» **WORK INSTRUCTION**
Whenever the string "Google" appears in a line below, please copy the line out.

Data records for software interfaces:
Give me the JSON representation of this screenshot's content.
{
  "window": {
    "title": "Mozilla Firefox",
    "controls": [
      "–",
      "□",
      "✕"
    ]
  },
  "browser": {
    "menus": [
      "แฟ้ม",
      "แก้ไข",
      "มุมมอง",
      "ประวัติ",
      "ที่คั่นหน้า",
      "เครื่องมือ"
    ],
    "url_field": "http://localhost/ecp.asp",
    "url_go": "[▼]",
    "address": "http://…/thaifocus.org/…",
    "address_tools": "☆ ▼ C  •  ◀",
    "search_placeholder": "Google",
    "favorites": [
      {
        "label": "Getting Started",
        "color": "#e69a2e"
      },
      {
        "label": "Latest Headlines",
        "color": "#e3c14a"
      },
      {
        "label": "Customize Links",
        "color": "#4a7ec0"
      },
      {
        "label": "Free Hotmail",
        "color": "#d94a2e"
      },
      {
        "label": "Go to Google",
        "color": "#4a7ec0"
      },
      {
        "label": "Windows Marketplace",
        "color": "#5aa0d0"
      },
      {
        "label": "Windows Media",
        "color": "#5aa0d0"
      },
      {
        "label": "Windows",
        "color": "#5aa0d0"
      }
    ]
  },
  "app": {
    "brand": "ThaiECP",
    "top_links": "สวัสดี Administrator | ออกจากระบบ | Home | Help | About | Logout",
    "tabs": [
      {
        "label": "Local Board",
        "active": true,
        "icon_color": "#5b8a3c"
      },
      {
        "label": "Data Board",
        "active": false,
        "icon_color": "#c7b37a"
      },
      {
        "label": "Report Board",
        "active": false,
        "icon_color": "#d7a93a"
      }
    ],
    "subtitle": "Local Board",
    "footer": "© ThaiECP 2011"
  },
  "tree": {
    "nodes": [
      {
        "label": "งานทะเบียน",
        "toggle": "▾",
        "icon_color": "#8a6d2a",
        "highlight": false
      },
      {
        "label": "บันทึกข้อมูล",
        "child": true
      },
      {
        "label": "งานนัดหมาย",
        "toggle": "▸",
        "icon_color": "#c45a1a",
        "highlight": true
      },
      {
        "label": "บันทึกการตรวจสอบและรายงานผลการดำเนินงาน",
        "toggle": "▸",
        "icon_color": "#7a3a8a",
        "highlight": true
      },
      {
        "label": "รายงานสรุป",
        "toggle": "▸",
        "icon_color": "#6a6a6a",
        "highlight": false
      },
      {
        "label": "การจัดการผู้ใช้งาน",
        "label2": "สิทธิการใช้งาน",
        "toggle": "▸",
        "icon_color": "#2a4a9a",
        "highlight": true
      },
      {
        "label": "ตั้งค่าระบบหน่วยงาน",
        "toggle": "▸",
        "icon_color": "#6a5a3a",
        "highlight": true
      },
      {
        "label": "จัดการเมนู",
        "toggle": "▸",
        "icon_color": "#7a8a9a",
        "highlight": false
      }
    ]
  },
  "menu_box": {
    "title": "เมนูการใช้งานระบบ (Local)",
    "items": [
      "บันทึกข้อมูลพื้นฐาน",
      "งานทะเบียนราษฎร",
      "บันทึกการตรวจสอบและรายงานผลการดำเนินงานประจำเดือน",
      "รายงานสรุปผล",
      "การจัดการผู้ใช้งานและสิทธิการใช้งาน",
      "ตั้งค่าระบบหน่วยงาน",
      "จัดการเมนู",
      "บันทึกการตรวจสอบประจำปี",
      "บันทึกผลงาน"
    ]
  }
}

» **RESPONSE BOX**
    "search_placeholder": "Google",
        "label": "Go to Google",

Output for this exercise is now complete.